“They are learning from others. That’s what is missing a lot in simulation. The success of simulation is the social interaction.”
Research and client feedback show that employees trained on the Slip Simulator™ see a 65%-80% reduction in slips, trips and falls. One study showed that even people watching the training – those who don’t actually get in the harness – demonstrate a 30% reduction.
Sam Retenski, Slip Simulator™ trainer at Brookhaven National Laboratory in New York said she and her team have trained nearly 1,400 employees. All but one of the 1,400 employees mastered walking on the slippery floor, Retenski said, and in that case fun was the culprit in the training failure.
“She was laughing so hard that she couldn’t stand,” Retenski said. “I mean she was laughing with a red face and tears coming down.”
Retenski said the most effective safety training is fun. “We’ve been told; when I get a good class; it sounds like happy hour at a bar; we have so much fun.”
Chris Cruise, Slip Simulator™ trainer at GE Appliances said,
“It’s the most fun I have had safety training. The training is unique and hands-on which keeps operators engaged. We have implemented this training for all new employees.”
Why it works
Lead Slip Simulator™ trainer, Jim Kleinsteuber, said what makes the Slip Simulator™ unique is the control users have over modifying the training to meet their company’s particular challenges. For instance, meter readers practice walking while carrying meter reading equipment. Kleinsteuber was particularly impressed by one request to incorporate umbrellas.
“I thought what is this, Mary Poppins?” Kleinsteuber said. As it turns out meter readers will use small umbrellas as bite shields and pop them open when dogs come at them. Trainees who mastered the Slip Simulator™ without the umbrellas had to train further to develop their skills using them.
“I thought now this is relevant,” Kleinsteuber said. “The users tailor it to their needs.”
Kleinsteuber has trained thousands of people on the Slip Simulator™ many of whom incorporated their creativity into the training.

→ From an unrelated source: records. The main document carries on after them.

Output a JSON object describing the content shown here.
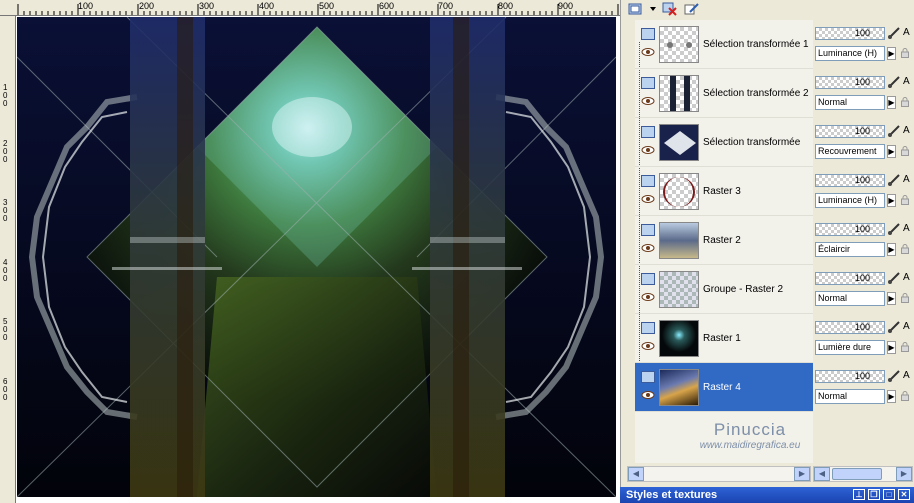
{
  "ruler": {
    "horizontal_labels": [
      "100",
      "200",
      "300",
      "400",
      "500",
      "600",
      "700",
      "800",
      "900"
    ],
    "vertical_labels": [
      "1\n0\n0",
      "2\n0\n0",
      "3\n0\n0",
      "4\n0\n0",
      "5\n0\n0",
      "6\n0\n0"
    ]
  },
  "toolbar": {
    "icons": [
      "new-layer-icon",
      "delete-layer-icon",
      "edit-icon"
    ]
  },
  "layers": [
    {
      "name": "Sélection transformée 1",
      "opacity": "100",
      "blend": "Luminance (H)",
      "selected": false
    },
    {
      "name": "Sélection transformée 2",
      "opacity": "100",
      "blend": "Normal",
      "selected": false
    },
    {
      "name": "Sélection transformée",
      "opacity": "100",
      "blend": "Recouvrement",
      "selected": false
    },
    {
      "name": "Raster 3",
      "opacity": "100",
      "blend": "Luminance (H)",
      "selected": false
    },
    {
      "name": "Raster 2",
      "opacity": "100",
      "blend": "Éclaircir",
      "selected": false
    },
    {
      "name": "Groupe - Raster 2",
      "opacity": "100",
      "blend": "Normal",
      "selected": false
    },
    {
      "name": "Raster 1",
      "opacity": "100",
      "blend": "Lumière dure",
      "selected": false
    },
    {
      "name": "Raster 4",
      "opacity": "100",
      "blend": "Normal",
      "selected": true
    }
  ],
  "prop_letter": "A",
  "watermark": {
    "line1": "Pinuccia",
    "line2": "www.maidiregrafica.eu"
  },
  "styles_panel": {
    "title": "Styles et textures"
  },
  "colors": {
    "selection": "#316ac5",
    "palette_bg": "#ece9d8",
    "title_bar": "#2155c9"
  }
}
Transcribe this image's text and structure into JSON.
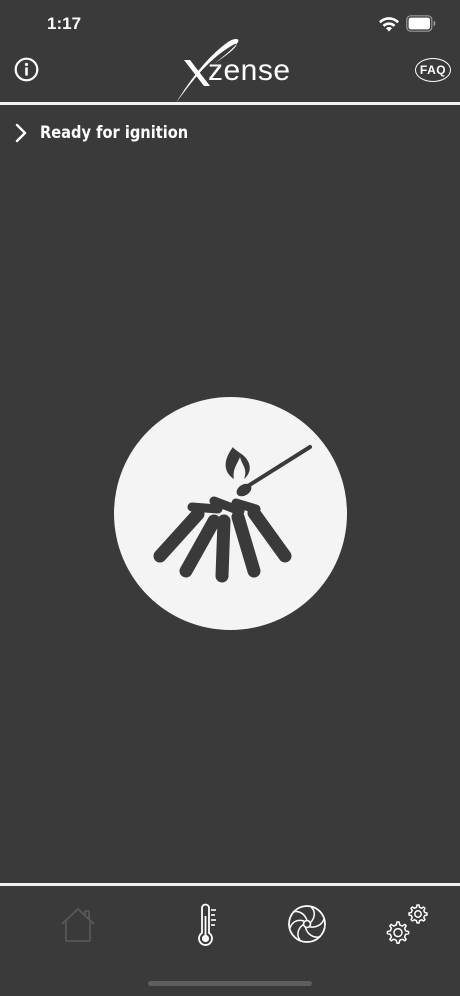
{
  "status_bar": {
    "time": "1:17"
  },
  "header": {
    "logo_text": "zense",
    "faq_label": "FAQ"
  },
  "status": {
    "label": "Ready for ignition"
  },
  "colors": {
    "background": "#3a3a3a",
    "circle": "#f4f4f4",
    "icon_dark": "#3a3a3a",
    "divider": "#f2f2f2"
  },
  "tabs": [
    {
      "icon": "home-icon",
      "state": "selected-dim"
    },
    {
      "icon": "thermometer-icon"
    },
    {
      "icon": "fan-icon"
    },
    {
      "icon": "gears-icon"
    }
  ]
}
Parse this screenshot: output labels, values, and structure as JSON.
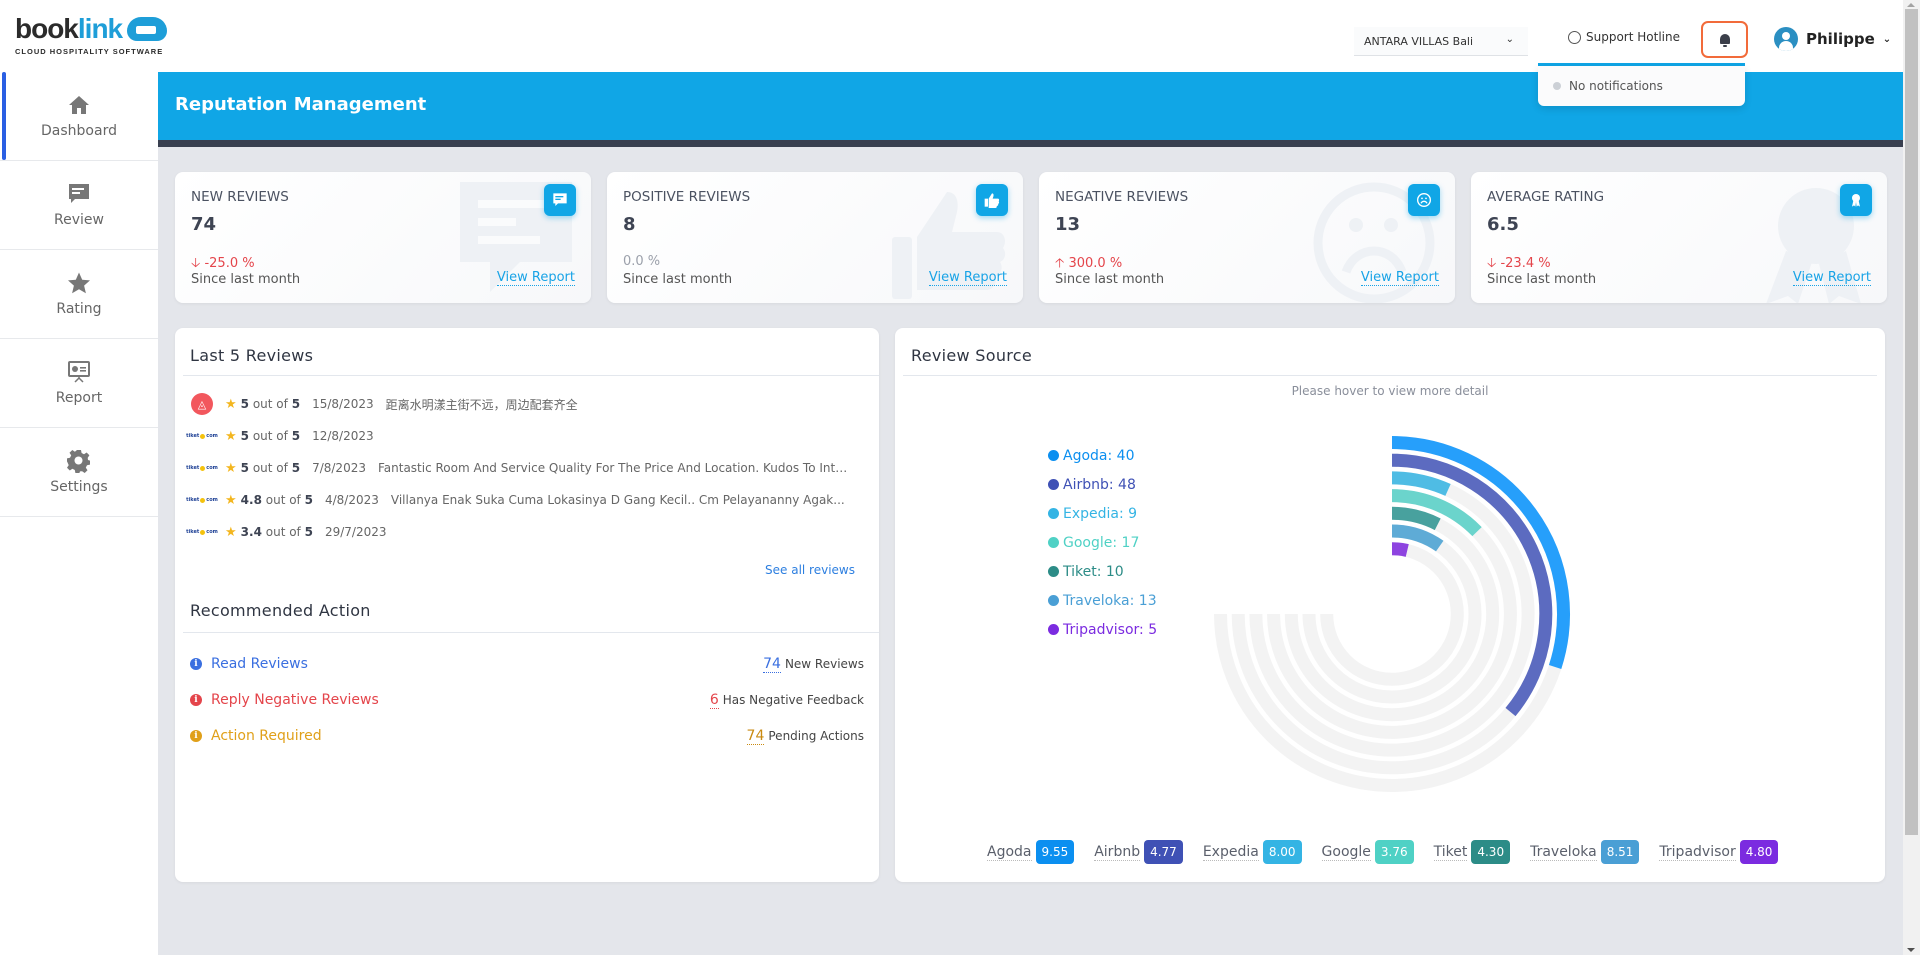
{
  "app": {
    "logo_text_1": "book",
    "logo_text_2": "link",
    "logo_tagline": "CLOUD HOSPITALITY SOFTWARE"
  },
  "header": {
    "property_select": "ANTARA VILLAS Bali",
    "support_label": "Support Hotline",
    "user_name": "Philippe",
    "notifications": {
      "empty_text": "No notifications"
    }
  },
  "sidebar": {
    "items": [
      {
        "label": "Dashboard",
        "icon": "home-icon",
        "active": true
      },
      {
        "label": "Review",
        "icon": "comment-icon",
        "active": false
      },
      {
        "label": "Rating",
        "icon": "star-icon",
        "active": false
      },
      {
        "label": "Report",
        "icon": "presentation-icon",
        "active": false
      },
      {
        "label": "Settings",
        "icon": "gear-icon",
        "active": false
      }
    ]
  },
  "page": {
    "title": "Reputation Management"
  },
  "stats": [
    {
      "title": "NEW REVIEWS",
      "value": "74",
      "change": "-25.0 %",
      "direction": "down",
      "since": "Since last month",
      "link": "View Report",
      "icon": "comment-icon"
    },
    {
      "title": "POSITIVE REVIEWS",
      "value": "8",
      "change": "0.0 %",
      "direction": "flat",
      "since": "Since last month",
      "link": "View Report",
      "icon": "thumbs-up-icon"
    },
    {
      "title": "NEGATIVE REVIEWS",
      "value": "13",
      "change": "300.0 %",
      "direction": "up",
      "since": "Since last month",
      "link": "View Report",
      "icon": "sad-face-icon"
    },
    {
      "title": "AVERAGE RATING",
      "value": "6.5",
      "change": "-23.4 %",
      "direction": "down",
      "since": "Since last month",
      "link": "View Report",
      "icon": "award-icon"
    }
  ],
  "last_reviews": {
    "title": "Last 5 Reviews",
    "out_of_label": "out of",
    "max": "5",
    "items": [
      {
        "source": "airbnb",
        "rating": "5",
        "date": "15/8/2023",
        "text": "距离水明漾主街不远，周边配套齐全"
      },
      {
        "source": "tiket",
        "rating": "5",
        "date": "12/8/2023",
        "text": ""
      },
      {
        "source": "tiket",
        "rating": "5",
        "date": "7/8/2023",
        "text": "Fantastic Room And Service Quality For The Price And Location. Kudos To Intan..."
      },
      {
        "source": "tiket",
        "rating": "4.8",
        "date": "4/8/2023",
        "text": "Villanya Enak Suka Cuma Lokasinya D Gang Kecil.. Cm Pelayananny Agak..."
      },
      {
        "source": "tiket",
        "rating": "3.4",
        "date": "29/7/2023",
        "text": ""
      }
    ],
    "see_all": "See all reviews"
  },
  "recommended": {
    "title": "Recommended Action",
    "items": [
      {
        "label": "Read Reviews",
        "count": "74",
        "suffix": "New Reviews",
        "color": "#3a6fe0"
      },
      {
        "label": "Reply Negative Reviews",
        "count": "6",
        "suffix": "Has Negative Feedback",
        "color": "#e4454b"
      },
      {
        "label": "Action Required",
        "count": "74",
        "suffix": "Pending Actions",
        "color": "#e0a019"
      }
    ]
  },
  "review_source": {
    "title": "Review Source",
    "hint": "Please hover to view more detail",
    "ratings": [
      {
        "name": "Agoda",
        "score": "9.55",
        "color": "#0b8ff0"
      },
      {
        "name": "Airbnb",
        "score": "4.77",
        "color": "#3f51b5"
      },
      {
        "name": "Expedia",
        "score": "8.00",
        "color": "#34b4e4"
      },
      {
        "name": "Google",
        "score": "3.76",
        "color": "#4fd1c5"
      },
      {
        "name": "Tiket",
        "score": "4.30",
        "color": "#2c8c87"
      },
      {
        "name": "Traveloka",
        "score": "8.51",
        "color": "#4a9fd5"
      },
      {
        "name": "Tripadvisor",
        "score": "4.80",
        "color": "#7b2be0"
      }
    ]
  },
  "chart_data": {
    "type": "radialBar",
    "title": "Review Source",
    "max": 100,
    "sweep_degrees": 270,
    "legend_position": "left",
    "series": [
      {
        "name": "Agoda",
        "value": 40,
        "color": "#269ffb"
      },
      {
        "name": "Airbnb",
        "value": 48,
        "color": "#5c6bc0"
      },
      {
        "name": "Expedia",
        "value": 9,
        "color": "#4fbce4"
      },
      {
        "name": "Google",
        "value": 17,
        "color": "#6bd4cc"
      },
      {
        "name": "Tiket",
        "value": 10,
        "color": "#48a19e"
      },
      {
        "name": "Traveloka",
        "value": 13,
        "color": "#5eabd6"
      },
      {
        "name": "Tripadvisor",
        "value": 5,
        "color": "#8e44e0"
      }
    ],
    "legend_colors": [
      "#0b8ff0",
      "#3f51b5",
      "#34b4e4",
      "#4fd1c5",
      "#2c8c87",
      "#4a9fd5",
      "#7b2be0"
    ],
    "track_color": "#f3f3f3"
  }
}
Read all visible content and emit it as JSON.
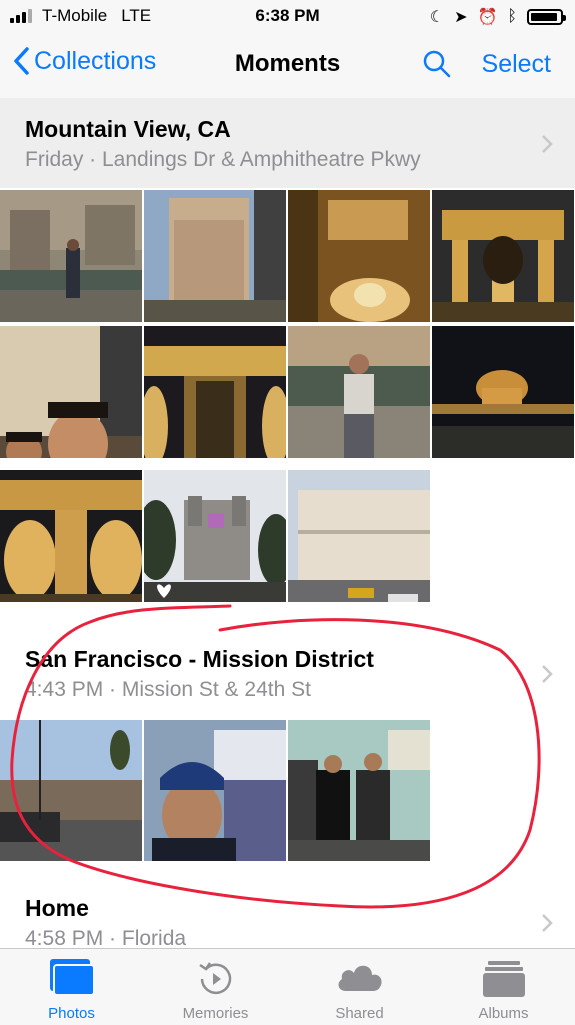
{
  "status": {
    "carrier": "T-Mobile",
    "network": "LTE",
    "time": "6:38 PM"
  },
  "nav": {
    "back_label": "Collections",
    "title": "Moments",
    "select_label": "Select"
  },
  "sections": [
    {
      "title": "Mountain View, CA",
      "subtitle": "Friday  ·  Landings Dr & Amphitheatre Pkwy"
    },
    {
      "title": "San Francisco - Mission District",
      "subtitle": "4:43 PM  ·  Mission St & 24th St"
    },
    {
      "title": "Home",
      "subtitle": "4:58 PM  ·  Florida"
    }
  ],
  "tabs": [
    {
      "label": "Photos",
      "active": true
    },
    {
      "label": "Memories",
      "active": false
    },
    {
      "label": "Shared",
      "active": false
    },
    {
      "label": "Albums",
      "active": false
    }
  ],
  "colors": {
    "accent": "#0a7aff",
    "annotation": "#e8223c",
    "secondary_text": "#8e8e93"
  }
}
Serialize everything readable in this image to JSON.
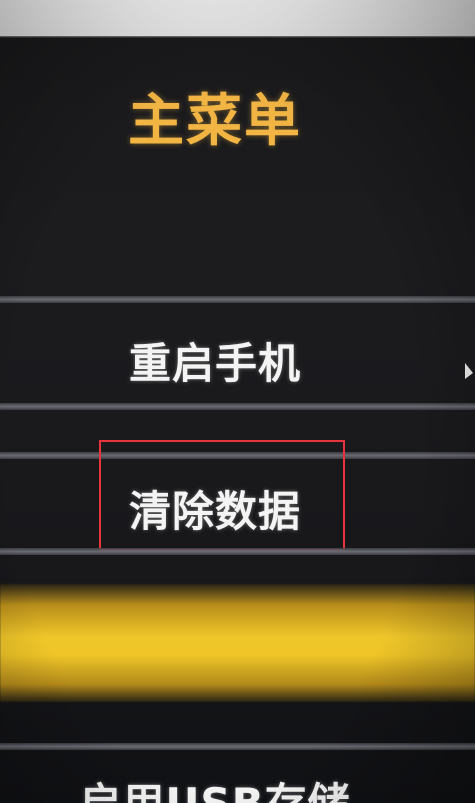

He has helped oil and gas employees practice opening valves while standing on the simulator and security forces practice drawing guns and helped office workers learn to fear using smartphones on slippery walking surfaces.
Effective safety training is not just about making it fun; it’s about dread and fear
“They may be engaged in a sense in a positive way but they are also aware of the severity of what is occurring especially like on your simulator when you use an obstacle. That creates a discussion in the room.”
“The dialogue between the trainees as well as between the trainer and trainees is important. All of it is important in terms of creating a slight realization or fear of what would occur if they did not do things perfectly. And that is just developed more with others,” Burke said.
Although there is some benefit to watching a technique to learn there really is no substitute for hands-on or kinesthetic learning.
Employees who practice safe protocols can be trained and “developed, in part, vicariously, visually, but it’s best developed in the actual simulation and being involved with others at the same time,” Burke concluded.
If you want to learn more about how your company can reduce slip and fall accidents, contact Industrial
Biodynamics at firstname.lastname@example.org.